UConn Researcher Working to Uncover Key to Cellular Mechanisms in Parasite

Aoife Heaslip has received a grant to study the molecular underpinnings of a parasite that can cause severe infections in people who are immunocompromised and babies.

Toxoplasmosis is a common but usually non-life-threatening parasitic infection linked to contaminated food or water. While most people infected by Toxoplasma gondii (T. gondii), the parasite responsible for toxoplasmosis, will have very mild or no symptoms at all, the parasite can persist in the body for long periods of time, possibly even an entire lifetime.

People who are immunocompromised and babies, if infection occurs in utero, can suffer severe symptoms. If a person’s immune system cannot combat the infection, it may cause damage to the brain, eyes, or other organs. T. gondii is a leading cause of congenital neurological defects.

University of Connecticut assistant professor of molecular and cell biology Aoife Heaslip has received a $2 million grant from the National Institute of General Medical Sciences to study molecular functions of T. gondii. Heaslip hopes this work will provide a better understanding of how this parasite operates and thus pave the way for new therapeutic approaches.

Heaslip will focus on T. gondii’s intracellular cargo transport mechanism. This process involves the movement of vesicles — cellular transport containers for materials like proteins — within a cell. Intracellular transport and vesicle secretion are essential cellular functions for all eukaryotes. For T. gondii, they are key to this pathogens ability to invade and grow within its host’s cells.

Despite its importance, to date, scientists have only studied cargo transport mechanisms in a small number of model species leaving wide knowledge gaps about how other eukaryotes, like T. gondii, complete this task.

The goal of Heaslip’s lab is to uncover the cargo transport mechanism in T. gondii. Their previously published data show there are two proteins: actin and unconventional myosin (MyoF), required for intracellular cargo transport in T. gondii. Both proteins are part of the T. gondii’s cytoskeleton, the part of the cell responsible for maintaining cell shape and locomotion.

Heaslip’s lab will utilize an interdisciplinary combination of approaches including parasite genetics and cell biology, live cell imaging and quantitative vesicle tracking, and in-vitro biophysical approaches to answer these questions.

“My laboratory occupies a unique niche at the intersection between parasitology and molecular motors fields,” Heaslip says. “Utilizing these interdisciplinary approaches makes us ideally positioned to provide new insights into this understudied process.”

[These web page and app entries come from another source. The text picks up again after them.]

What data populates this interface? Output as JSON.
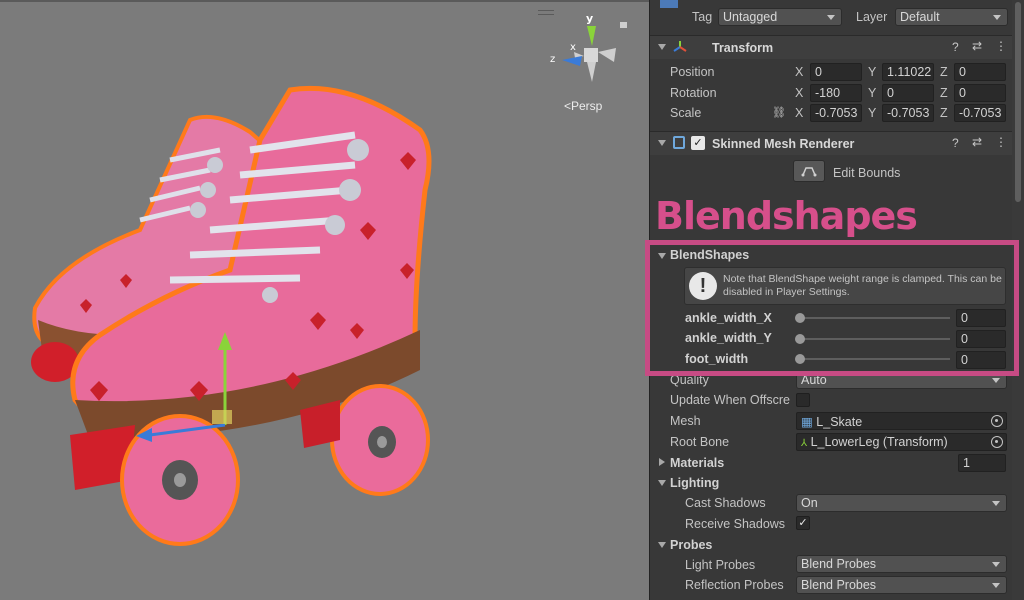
{
  "scene": {
    "persp_label": "<Persp",
    "gizmo_axes": {
      "y": "y",
      "x": "x",
      "z": "z"
    }
  },
  "inspector": {
    "tag_label": "Tag",
    "tag_value": "Untagged",
    "layer_label": "Layer",
    "layer_value": "Default",
    "transform": {
      "title": "Transform",
      "position_label": "Position",
      "rotation_label": "Rotation",
      "scale_label": "Scale",
      "position": {
        "x": "0",
        "y": "1.11022",
        "z": "0"
      },
      "rotation": {
        "x": "-180",
        "y": "0",
        "z": "0"
      },
      "scale": {
        "x": "-0.7053",
        "y": "-0.7053",
        "z": "-0.7053"
      },
      "axis_x": "X",
      "axis_y": "Y",
      "axis_z": "Z"
    },
    "skinned_mesh_renderer": {
      "title": "Skinned Mesh Renderer",
      "enabled": true,
      "edit_bounds_label": "Edit Bounds",
      "blendshapes_header": "BlendShapes",
      "blendshape_note": "Note that BlendShape weight range is clamped. This can be disabled in Player Settings.",
      "blendshapes": [
        {
          "name": "ankle_width_X",
          "value": "0"
        },
        {
          "name": "ankle_width_Y",
          "value": "0"
        },
        {
          "name": "foot_width",
          "value": "0"
        }
      ],
      "quality_label": "Quality",
      "quality_value": "Auto",
      "update_offscreen_label": "Update When Offscre",
      "mesh_label": "Mesh",
      "mesh_value": "L_Skate",
      "root_bone_label": "Root Bone",
      "root_bone_value": "L_LowerLeg (Transform)",
      "materials_label": "Materials",
      "materials_count": "1",
      "lighting_label": "Lighting",
      "cast_shadows_label": "Cast Shadows",
      "cast_shadows_value": "On",
      "receive_shadows_label": "Receive Shadows",
      "receive_shadows": true,
      "probes_label": "Probes",
      "light_probes_label": "Light Probes",
      "light_probes_value": "Blend Probes",
      "reflection_probes_label": "Reflection Probes",
      "reflection_probes_value": "Blend Probes"
    }
  },
  "overlay": {
    "title": "Blendshapes"
  },
  "colors": {
    "highlight": "#c74b84",
    "skate_pink": "#e96a9c",
    "wheel_pink": "#ea6b9b",
    "scene_bg": "#7b7b7b",
    "inspector_bg": "#383838"
  },
  "icons": [
    "lock-icon",
    "transform-icon",
    "skinned-mesh-icon",
    "help-icon",
    "presets-icon",
    "more-icon",
    "info-icon",
    "edit-bounds-icon",
    "mesh-icon",
    "bone-icon",
    "object-picker-icon",
    "constrain-proportions-icon"
  ]
}
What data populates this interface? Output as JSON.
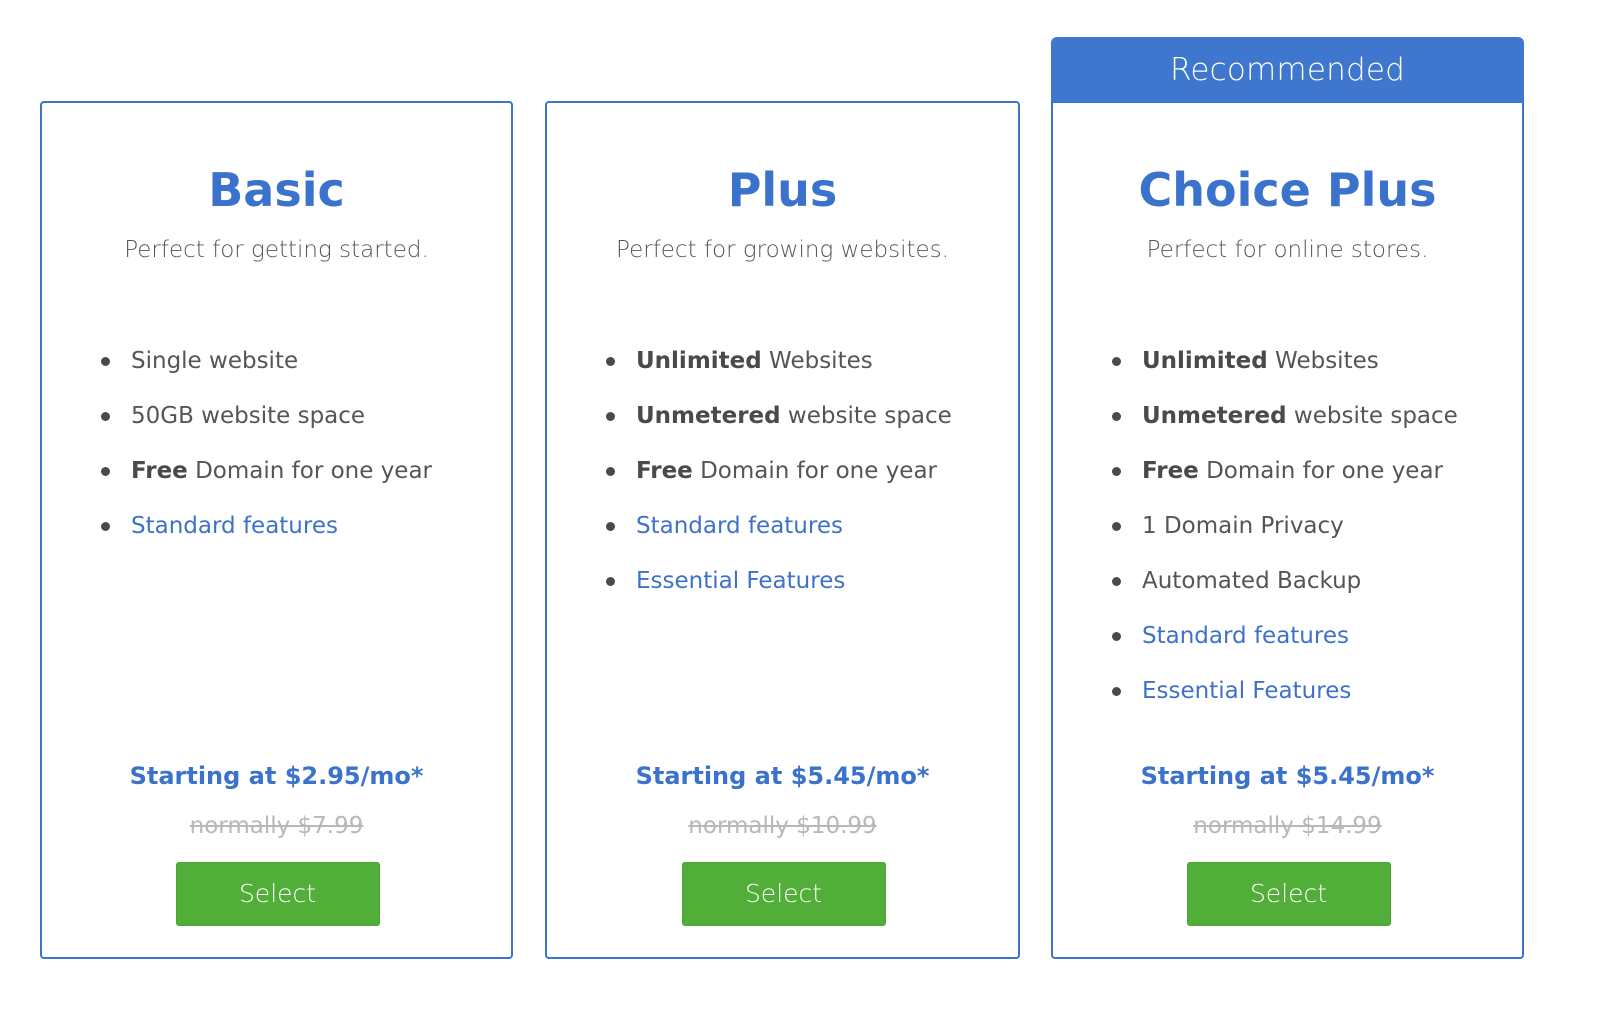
{
  "colors": {
    "accent_blue": "#3a72cc",
    "banner_blue": "#3f77cf",
    "select_green": "#51ae38",
    "text_gray": "#555555",
    "strikethrough_gray": "#b8b8b8"
  },
  "recommended_label": "Recommended",
  "plans": [
    {
      "name": "Basic",
      "description": "Perfect for getting started.",
      "features": [
        {
          "bold": "",
          "text": "Single website",
          "link": false
        },
        {
          "bold": "",
          "text": "50GB website space",
          "link": false
        },
        {
          "bold": "Free",
          "text": " Domain for one year",
          "link": false
        },
        {
          "bold": "",
          "text": "Standard features",
          "link": true
        }
      ],
      "price": "Starting at $2.95/mo*",
      "normal_price": "normally $7.99",
      "button_label": "Select"
    },
    {
      "name": "Plus",
      "description": "Perfect for growing websites.",
      "features": [
        {
          "bold": "Unlimited",
          "text": " Websites",
          "link": false
        },
        {
          "bold": "Unmetered",
          "text": " website space",
          "link": false
        },
        {
          "bold": "Free",
          "text": " Domain for one year",
          "link": false
        },
        {
          "bold": "",
          "text": "Standard features",
          "link": true
        },
        {
          "bold": "",
          "text": "Essential Features",
          "link": true
        }
      ],
      "price": "Starting at $5.45/mo*",
      "normal_price": "normally $10.99",
      "button_label": "Select"
    },
    {
      "name": "Choice Plus",
      "description": "Perfect for online stores.",
      "features": [
        {
          "bold": "Unlimited",
          "text": " Websites",
          "link": false
        },
        {
          "bold": "Unmetered",
          "text": " website space",
          "link": false
        },
        {
          "bold": "Free",
          "text": " Domain for one year",
          "link": false
        },
        {
          "bold": "",
          "text": "1 Domain Privacy",
          "link": false
        },
        {
          "bold": "",
          "text": "Automated Backup",
          "link": false
        },
        {
          "bold": "",
          "text": "Standard features",
          "link": true
        },
        {
          "bold": "",
          "text": "Essential Features",
          "link": true
        }
      ],
      "price": "Starting at $5.45/mo*",
      "normal_price": "normally $14.99",
      "button_label": "Select",
      "recommended": true
    }
  ]
}
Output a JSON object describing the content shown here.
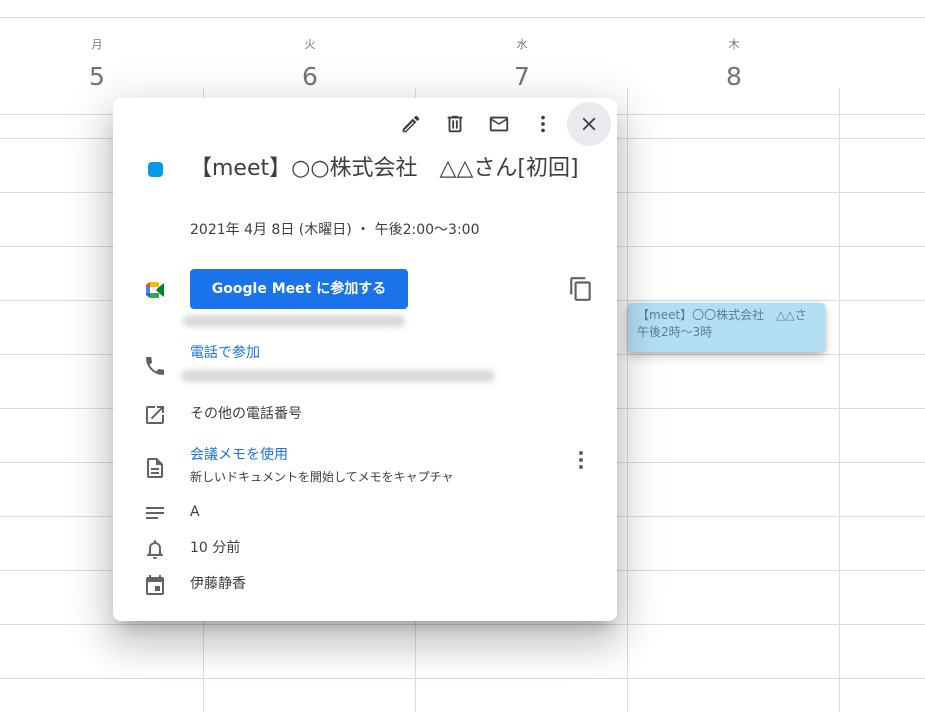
{
  "calendar": {
    "days": [
      {
        "dow": "月",
        "num": "5"
      },
      {
        "dow": "火",
        "num": "6"
      },
      {
        "dow": "水",
        "num": "7"
      },
      {
        "dow": "木",
        "num": "8"
      }
    ],
    "event_chip": {
      "title": "【meet】〇〇株式会社　△△さ",
      "time": "午後2時～3時",
      "color": "#b3dff5"
    }
  },
  "popover": {
    "toolbar": {
      "edit_icon": "pencil-icon",
      "delete_icon": "trash-icon",
      "email_icon": "mail-icon",
      "more_icon": "more-vert-icon",
      "close_icon": "close-icon"
    },
    "event_color": "#039be5",
    "title": "【meet】○○株式会社　△△さん[初回]",
    "datetime": "2021年 4月 8日 (木曜日)  ・  午後2:00～3:00",
    "meet": {
      "button_label": "Google Meet に参加する",
      "button_color": "#1a73e8"
    },
    "phone": {
      "link_label": "電話で参加"
    },
    "other_numbers": "その他の電話番号",
    "notes": {
      "link_label": "会議メモを使用",
      "description": "新しいドキュメントを開始してメモをキャプチャ"
    },
    "description": "A",
    "reminder": "10 分前",
    "organizer": "伊藤静香"
  }
}
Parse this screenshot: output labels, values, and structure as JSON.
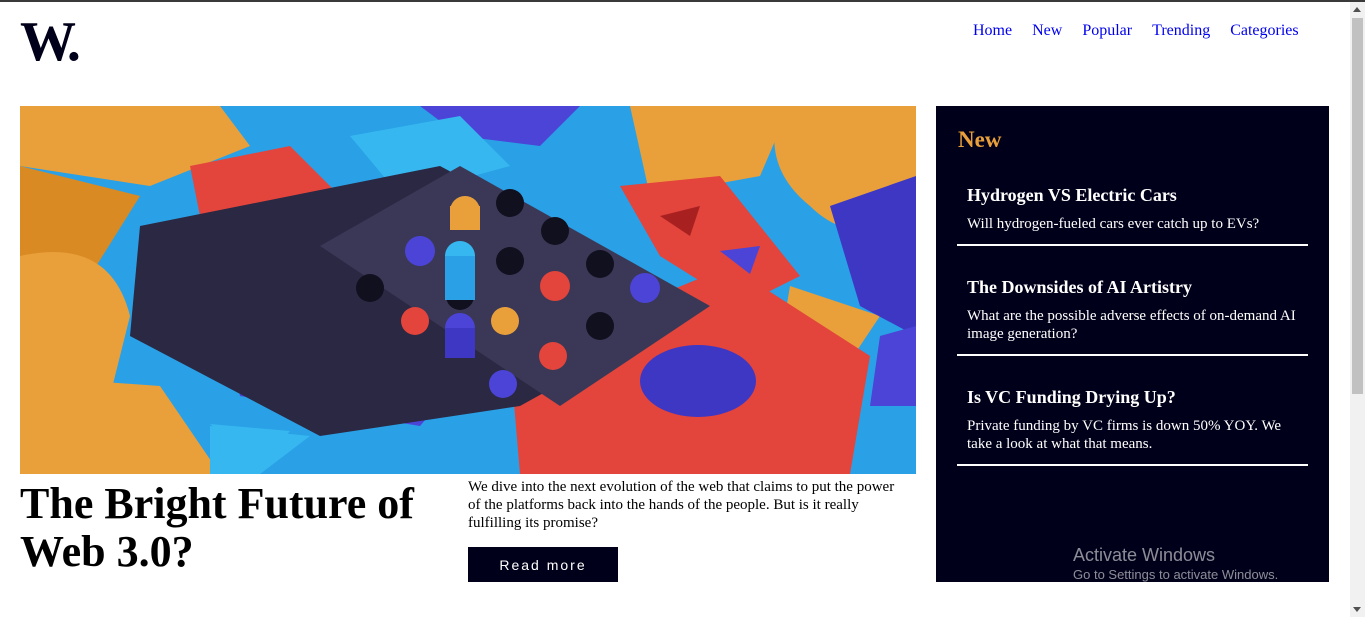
{
  "logo": {
    "text": "W."
  },
  "nav": {
    "items": [
      "Home",
      "New",
      "Popular",
      "Trending",
      "Categories"
    ]
  },
  "hero": {
    "image": "abstract-3d-blocks-illustration",
    "title": "The Bright Future of Web 3.0?",
    "description": "We dive into the next evolution of the web that claims to put the power of the platforms back into the hands of the people. But is it really fulfilling its promise?",
    "button_label": "Read more"
  },
  "sidebar": {
    "heading": "New",
    "items": [
      {
        "title": "Hydrogen VS Electric Cars",
        "text": "Will hydrogen-fueled cars ever catch up to EVs?"
      },
      {
        "title": "The Downsides of AI Artistry",
        "text": "What are the possible adverse effects of on-demand AI image generation?"
      },
      {
        "title": "Is VC Funding Drying Up?",
        "text": "Private funding by VC firms is down 50% YOY. We take a look at what that means."
      }
    ]
  },
  "watermark": {
    "line1": "Activate Windows",
    "line2": "Go to Settings to activate Windows."
  },
  "colors": {
    "navy": "#00001a",
    "accent": "#e9a03b",
    "link": "#0000ee"
  }
}
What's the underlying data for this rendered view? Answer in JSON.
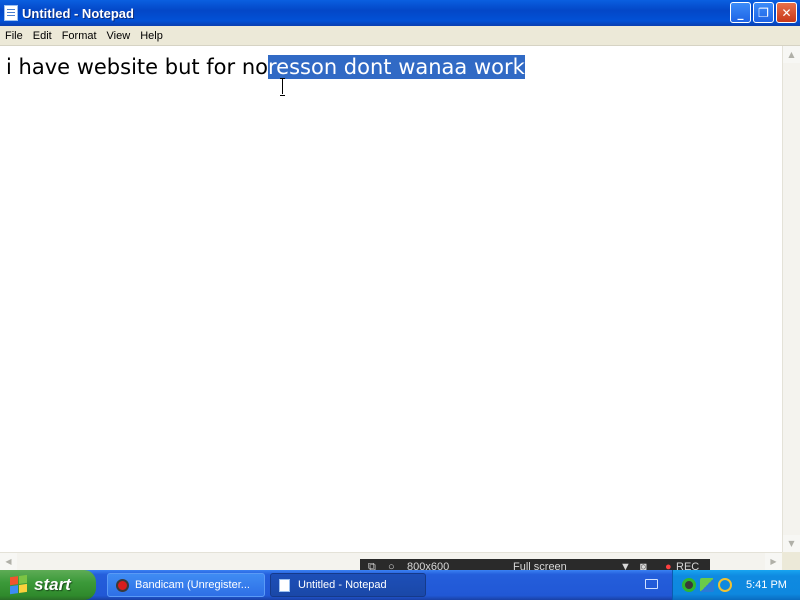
{
  "window": {
    "title": "Untitled - Notepad",
    "buttons": {
      "minimize": "_",
      "maximize": "❐",
      "close": "✕"
    }
  },
  "menu": [
    "File",
    "Edit",
    "Format",
    "View",
    "Help"
  ],
  "editor": {
    "text_unselected": "i have website but for no",
    "text_selected": "resson dont wanaa work"
  },
  "scrollbars": {
    "up": "▲",
    "down": "▼",
    "left": "◀",
    "right": "▶"
  },
  "bandicam_overlay": {
    "size": "800x600",
    "mode": "Full screen",
    "rec": "REC"
  },
  "taskbar": {
    "start_label": "start",
    "tasks": [
      {
        "label": "Bandicam (Unregister...",
        "icon": "record-icon"
      },
      {
        "label": "Untitled - Notepad",
        "icon": "notepad-icon"
      }
    ],
    "clock": "5:41 PM"
  },
  "colors": {
    "selection": "#316ac5",
    "titlebar": "#0347c7",
    "start_button": "#3c9a3a"
  }
}
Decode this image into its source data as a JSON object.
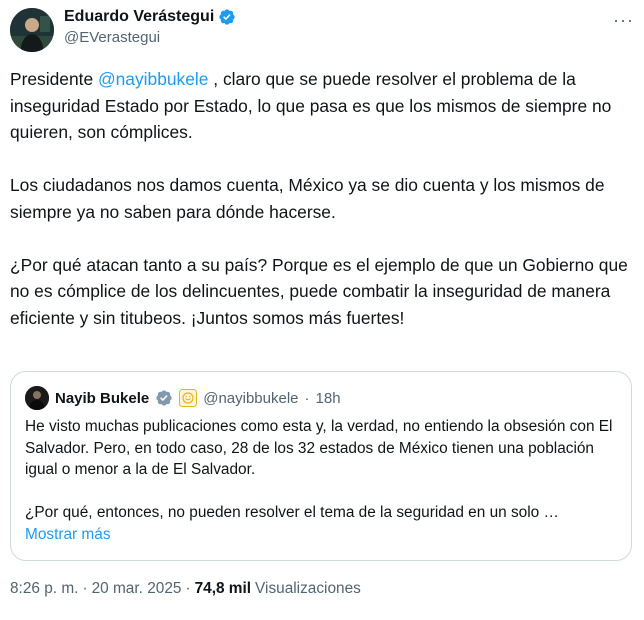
{
  "author": {
    "display_name": "Eduardo Verástegui",
    "handle": "@EVerastegui"
  },
  "more_label": "···",
  "tweet": {
    "prefix": "Presidente ",
    "mention": "@nayibbukele",
    "rest": " , claro que se puede resolver el problema de la inseguridad Estado por Estado, lo que pasa es que los mismos de siempre no quieren, son cómplices.\n\nLos ciudadanos nos damos cuenta, México ya se dio cuenta y los mismos de siempre ya no saben para dónde hacerse.\n\n¿Por qué atacan tanto a su país? Porque es el ejemplo de que un Gobierno que no es cómplice de los delincuentes, puede combatir la inseguridad de manera eficiente y sin titubeos. ¡Juntos somos más fuertes!"
  },
  "quote": {
    "display_name": "Nayib Bukele",
    "handle": "@nayibbukele",
    "separator": "·",
    "time": "18h",
    "text": "He visto muchas publicaciones como esta y, la verdad, no entiendo la obsesión con El Salvador. Pero, en todo caso, 28 de los 32 estados de México tienen una población igual o menor a la de El Salvador.\n\n¿Por qué, entonces, no pueden resolver el tema de la seguridad en un solo …",
    "show_more": "Mostrar más"
  },
  "footer": {
    "time": "8:26 p. m.",
    "sep1": "·",
    "date": "20 mar. 2025",
    "sep2": "·",
    "views_count": "74,8 mil",
    "views_label": "Visualizaciones"
  },
  "icons": {
    "verified": "verified-badge-icon",
    "affiliate": "affiliate-badge-icon",
    "verified_color": "#1d9bf0",
    "gray_check_color": "#829aab",
    "gold_color": "#e2b719"
  }
}
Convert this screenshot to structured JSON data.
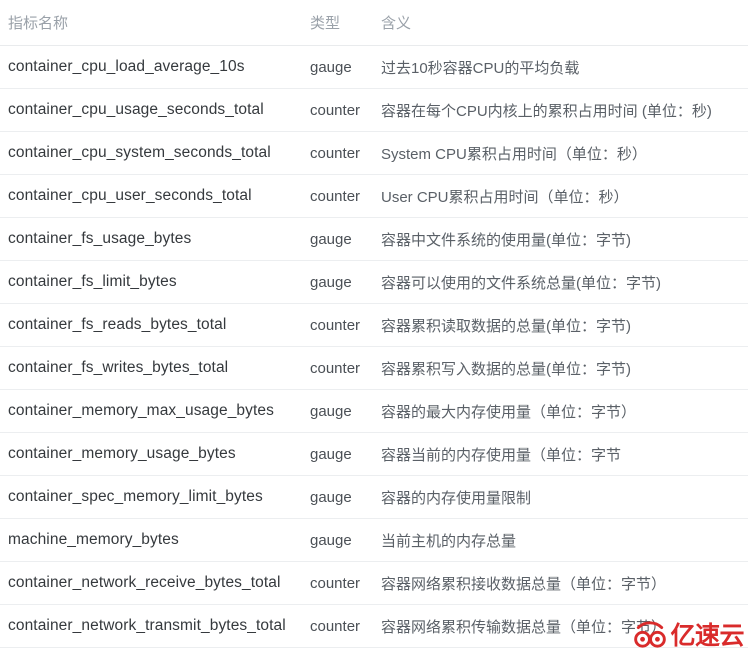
{
  "table": {
    "columns": [
      {
        "key": "name",
        "label": "指标名称"
      },
      {
        "key": "type",
        "label": "类型"
      },
      {
        "key": "desc",
        "label": "含义"
      }
    ],
    "rows": [
      {
        "name": "container_cpu_load_average_10s",
        "type": "gauge",
        "desc": "过去10秒容器CPU的平均负载"
      },
      {
        "name": "container_cpu_usage_seconds_total",
        "type": "counter",
        "desc": "容器在每个CPU内核上的累积占用时间 (单位：秒)"
      },
      {
        "name": "container_cpu_system_seconds_total",
        "type": "counter",
        "desc": "System CPU累积占用时间（单位：秒）"
      },
      {
        "name": "container_cpu_user_seconds_total",
        "type": "counter",
        "desc": "User CPU累积占用时间（单位：秒）"
      },
      {
        "name": "container_fs_usage_bytes",
        "type": "gauge",
        "desc": "容器中文件系统的使用量(单位：字节)"
      },
      {
        "name": "container_fs_limit_bytes",
        "type": "gauge",
        "desc": "容器可以使用的文件系统总量(单位：字节)"
      },
      {
        "name": "container_fs_reads_bytes_total",
        "type": "counter",
        "desc": "容器累积读取数据的总量(单位：字节)"
      },
      {
        "name": "container_fs_writes_bytes_total",
        "type": "counter",
        "desc": "容器累积写入数据的总量(单位：字节)"
      },
      {
        "name": "container_memory_max_usage_bytes",
        "type": "gauge",
        "desc": "容器的最大内存使用量（单位：字节）"
      },
      {
        "name": "container_memory_usage_bytes",
        "type": "gauge",
        "desc": "容器当前的内存使用量（单位：字节"
      },
      {
        "name": "container_spec_memory_limit_bytes",
        "type": "gauge",
        "desc": "容器的内存使用量限制"
      },
      {
        "name": "machine_memory_bytes",
        "type": "gauge",
        "desc": "当前主机的内存总量"
      },
      {
        "name": "container_network_receive_bytes_total",
        "type": "counter",
        "desc": "容器网络累积接收数据总量（单位：字节）"
      },
      {
        "name": "container_network_transmit_bytes_total",
        "type": "counter",
        "desc": "容器网络累积传输数据总量（单位：字节）"
      }
    ]
  },
  "watermark": {
    "text": "亿速云",
    "logo_icon": "cloud-swirl-icon",
    "color": "#d92b2b"
  }
}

Heaslip will work to understand how the cells regulate MyoF activity and how cargo packaged in vesicles interact with the actin cytoskeleton. She will also identify if there are additional molecular plays required for cargo transport and how they work with actin and MyoF to accomplish this task.

This work is relevant beyond toxoplasmosis as T. gondii is closely related to parasites that cause malaria and life-threatening diarrheal diseases. Understanding T. gondii’s transport mechanism will also provide insights into these parasites.

By understanding how a parasite like T. gondii completes cargo transport functions, scientists can leverage that knowledge to develop ways to interrupt this process with drugs that would kill the parasite.

Heaslip holds a Ph.D. from the University of Vermont. She completed postdoctoral training at Indiana University, Bloomington and the University of Vermont. Her research focuses on understanding the biology of T. gondii using interdisciplinary methods to elucidate the molecular mechanisms underlying essential processes for this parasite to identify new drug targets.

See full article in UConn Today

 

Professors May, O’Neill and Robinson Receive NFIP Awards

May 17, 2021

The National Fellowship Incentive Program works to build a stronger student and faculty culture around applying for prestigious, nationally competitive scholarships and fellowships. Under this program, Drs. Eric May, Rachel O'Neill and Victoria Robinson have been recognized for their work mentoring students through the process of developing proposals and submitting applications for eligible awards.